◆ Records from a data collection
★ ★ ★ ★ ★ ★ ★

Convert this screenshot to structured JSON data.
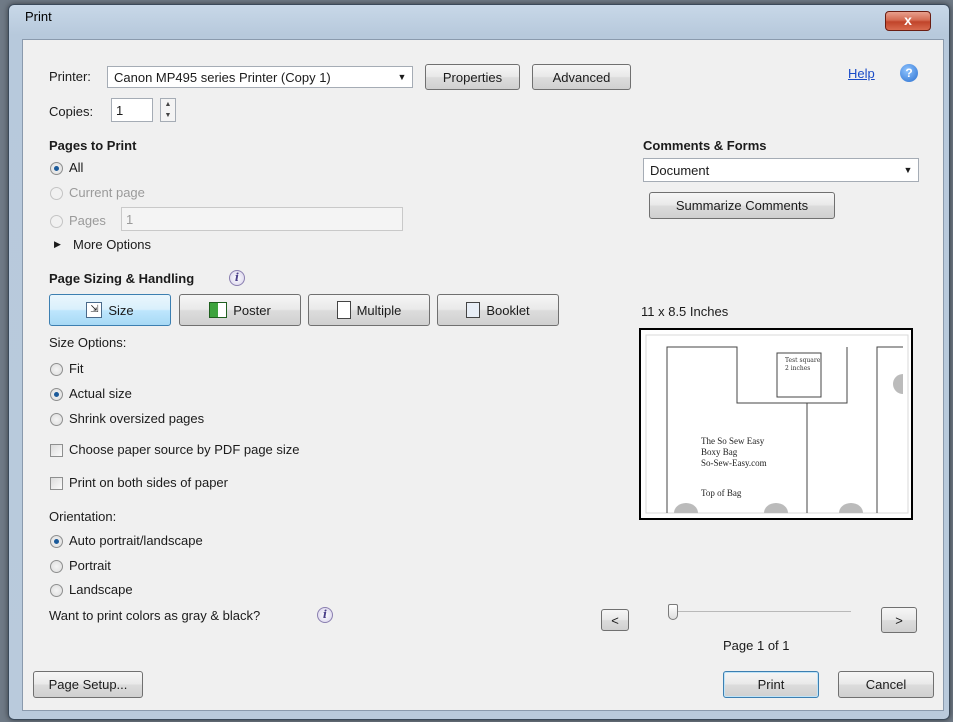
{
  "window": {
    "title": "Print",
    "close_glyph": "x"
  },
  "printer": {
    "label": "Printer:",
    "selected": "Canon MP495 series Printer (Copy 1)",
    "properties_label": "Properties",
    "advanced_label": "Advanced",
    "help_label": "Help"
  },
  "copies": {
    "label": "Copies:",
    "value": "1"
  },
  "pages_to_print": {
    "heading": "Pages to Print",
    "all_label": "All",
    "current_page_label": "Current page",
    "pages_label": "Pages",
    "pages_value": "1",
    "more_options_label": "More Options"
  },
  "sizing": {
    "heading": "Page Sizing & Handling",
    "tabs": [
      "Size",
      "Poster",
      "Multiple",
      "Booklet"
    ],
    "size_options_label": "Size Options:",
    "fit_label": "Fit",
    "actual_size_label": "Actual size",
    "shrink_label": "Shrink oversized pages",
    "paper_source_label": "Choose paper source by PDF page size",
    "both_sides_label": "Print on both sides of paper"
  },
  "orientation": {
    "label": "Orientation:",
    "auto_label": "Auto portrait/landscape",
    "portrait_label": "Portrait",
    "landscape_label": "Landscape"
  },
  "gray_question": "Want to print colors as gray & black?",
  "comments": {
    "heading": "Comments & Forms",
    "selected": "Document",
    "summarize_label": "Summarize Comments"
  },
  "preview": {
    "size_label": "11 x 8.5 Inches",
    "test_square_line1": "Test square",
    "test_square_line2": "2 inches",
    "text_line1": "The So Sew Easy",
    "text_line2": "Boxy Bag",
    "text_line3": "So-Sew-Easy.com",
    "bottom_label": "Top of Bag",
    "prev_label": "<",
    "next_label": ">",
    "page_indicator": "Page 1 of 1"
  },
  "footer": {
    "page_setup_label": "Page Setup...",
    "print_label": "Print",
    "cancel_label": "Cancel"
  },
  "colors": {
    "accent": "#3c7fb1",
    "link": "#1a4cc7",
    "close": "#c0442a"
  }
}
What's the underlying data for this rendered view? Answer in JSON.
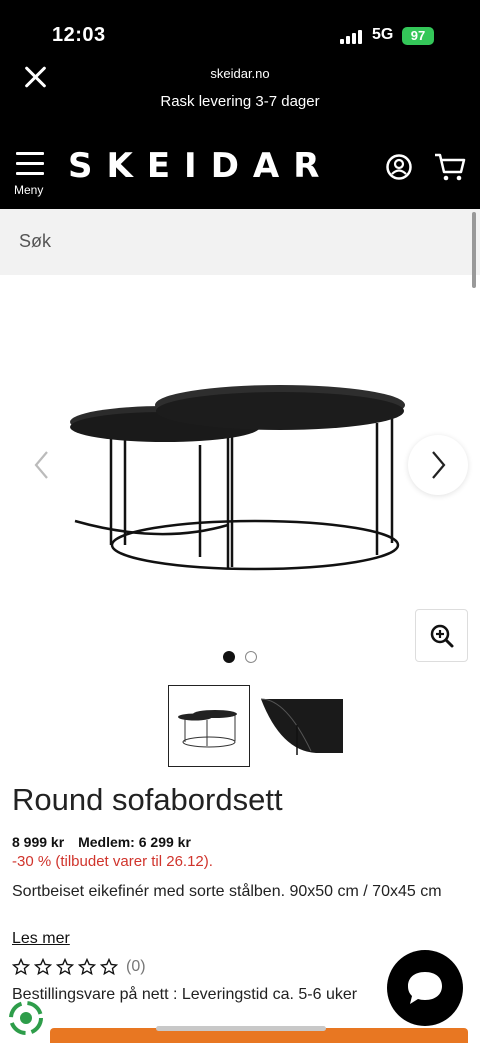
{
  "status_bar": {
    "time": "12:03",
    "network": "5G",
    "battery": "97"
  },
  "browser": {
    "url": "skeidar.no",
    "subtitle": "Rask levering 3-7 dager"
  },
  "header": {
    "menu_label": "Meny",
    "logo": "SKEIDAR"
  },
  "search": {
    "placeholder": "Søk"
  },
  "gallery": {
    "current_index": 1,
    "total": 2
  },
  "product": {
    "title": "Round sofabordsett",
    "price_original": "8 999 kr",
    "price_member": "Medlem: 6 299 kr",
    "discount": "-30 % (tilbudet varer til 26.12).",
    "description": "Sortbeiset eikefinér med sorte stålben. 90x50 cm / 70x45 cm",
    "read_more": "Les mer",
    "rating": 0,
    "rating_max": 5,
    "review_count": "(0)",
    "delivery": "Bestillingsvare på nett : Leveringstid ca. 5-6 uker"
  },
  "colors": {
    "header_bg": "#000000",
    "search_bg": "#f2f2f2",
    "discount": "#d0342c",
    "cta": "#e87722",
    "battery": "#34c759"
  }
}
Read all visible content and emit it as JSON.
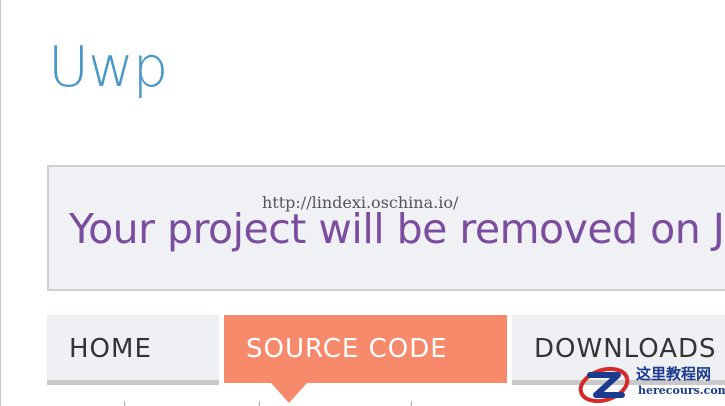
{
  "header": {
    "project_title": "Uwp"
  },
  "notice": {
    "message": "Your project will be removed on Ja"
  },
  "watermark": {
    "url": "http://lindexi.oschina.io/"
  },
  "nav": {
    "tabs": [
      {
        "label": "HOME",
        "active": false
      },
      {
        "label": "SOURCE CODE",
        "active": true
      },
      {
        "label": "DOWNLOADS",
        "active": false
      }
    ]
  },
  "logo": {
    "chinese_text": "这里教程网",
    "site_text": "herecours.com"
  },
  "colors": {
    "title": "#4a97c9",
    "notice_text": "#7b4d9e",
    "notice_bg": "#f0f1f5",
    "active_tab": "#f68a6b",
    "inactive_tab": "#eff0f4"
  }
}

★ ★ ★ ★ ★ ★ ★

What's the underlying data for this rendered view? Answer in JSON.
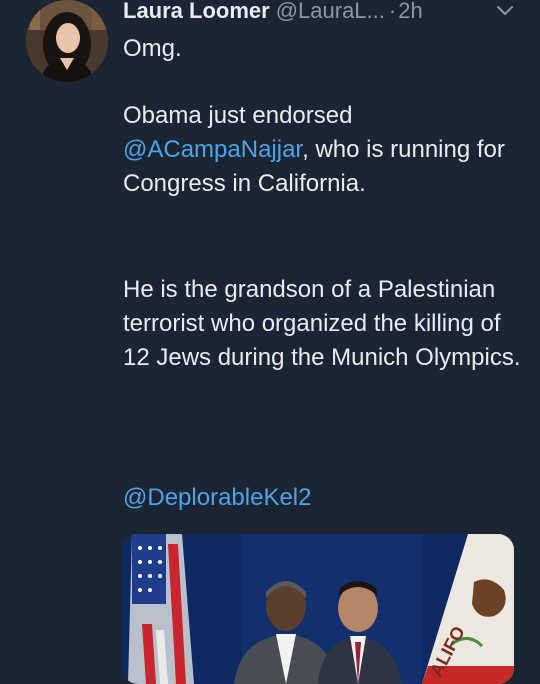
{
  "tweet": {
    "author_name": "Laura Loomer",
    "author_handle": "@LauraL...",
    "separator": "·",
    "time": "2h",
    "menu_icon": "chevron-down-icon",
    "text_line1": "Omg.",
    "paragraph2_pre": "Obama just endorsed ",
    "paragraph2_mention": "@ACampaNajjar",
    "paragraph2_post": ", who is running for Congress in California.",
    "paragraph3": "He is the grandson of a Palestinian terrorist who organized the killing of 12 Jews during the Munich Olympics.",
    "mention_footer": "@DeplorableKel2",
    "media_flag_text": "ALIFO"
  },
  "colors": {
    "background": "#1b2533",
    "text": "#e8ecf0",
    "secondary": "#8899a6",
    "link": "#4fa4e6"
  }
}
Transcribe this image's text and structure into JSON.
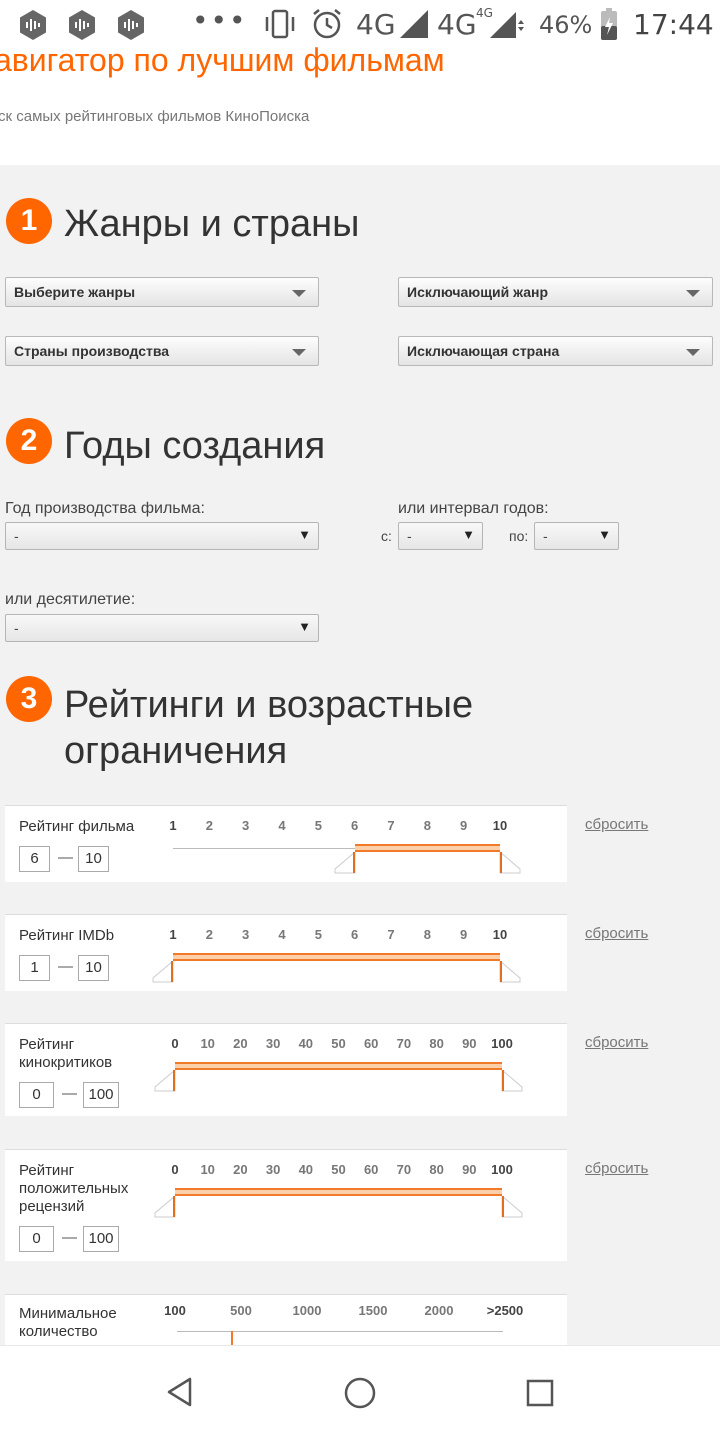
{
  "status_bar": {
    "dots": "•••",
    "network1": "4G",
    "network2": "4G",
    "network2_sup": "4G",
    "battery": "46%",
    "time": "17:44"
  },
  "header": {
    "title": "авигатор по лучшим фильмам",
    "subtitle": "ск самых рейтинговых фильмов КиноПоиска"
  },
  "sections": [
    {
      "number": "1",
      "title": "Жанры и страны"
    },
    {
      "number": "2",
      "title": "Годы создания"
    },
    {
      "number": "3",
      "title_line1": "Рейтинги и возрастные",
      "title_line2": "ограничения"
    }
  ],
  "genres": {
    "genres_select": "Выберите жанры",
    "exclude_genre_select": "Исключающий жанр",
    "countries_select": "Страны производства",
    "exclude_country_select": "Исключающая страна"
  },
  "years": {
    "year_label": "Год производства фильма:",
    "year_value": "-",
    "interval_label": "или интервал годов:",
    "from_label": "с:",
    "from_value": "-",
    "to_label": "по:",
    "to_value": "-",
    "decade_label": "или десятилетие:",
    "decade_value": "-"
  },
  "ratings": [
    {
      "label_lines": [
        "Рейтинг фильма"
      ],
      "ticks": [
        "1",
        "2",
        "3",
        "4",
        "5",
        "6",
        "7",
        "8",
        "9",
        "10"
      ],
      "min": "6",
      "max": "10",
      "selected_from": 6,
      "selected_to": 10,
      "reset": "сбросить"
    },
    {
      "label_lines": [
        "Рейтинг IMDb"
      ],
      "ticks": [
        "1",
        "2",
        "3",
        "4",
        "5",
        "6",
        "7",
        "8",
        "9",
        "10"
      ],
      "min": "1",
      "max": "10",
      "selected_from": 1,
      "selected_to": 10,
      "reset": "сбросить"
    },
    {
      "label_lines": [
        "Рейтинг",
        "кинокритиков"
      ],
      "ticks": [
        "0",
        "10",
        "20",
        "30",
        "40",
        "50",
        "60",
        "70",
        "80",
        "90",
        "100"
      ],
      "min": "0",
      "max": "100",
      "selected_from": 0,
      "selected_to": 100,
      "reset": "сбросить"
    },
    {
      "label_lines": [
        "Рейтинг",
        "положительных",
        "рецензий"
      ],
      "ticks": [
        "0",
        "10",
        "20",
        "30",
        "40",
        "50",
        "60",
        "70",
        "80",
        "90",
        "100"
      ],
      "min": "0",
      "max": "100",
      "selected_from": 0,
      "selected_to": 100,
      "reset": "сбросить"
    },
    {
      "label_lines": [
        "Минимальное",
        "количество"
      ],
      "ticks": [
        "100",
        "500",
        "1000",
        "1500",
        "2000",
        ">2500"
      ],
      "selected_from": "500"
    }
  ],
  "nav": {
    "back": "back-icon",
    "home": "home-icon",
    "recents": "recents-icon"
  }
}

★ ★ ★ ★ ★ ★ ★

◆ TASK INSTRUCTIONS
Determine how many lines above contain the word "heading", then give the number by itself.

◆ OUTPUT BELOW
3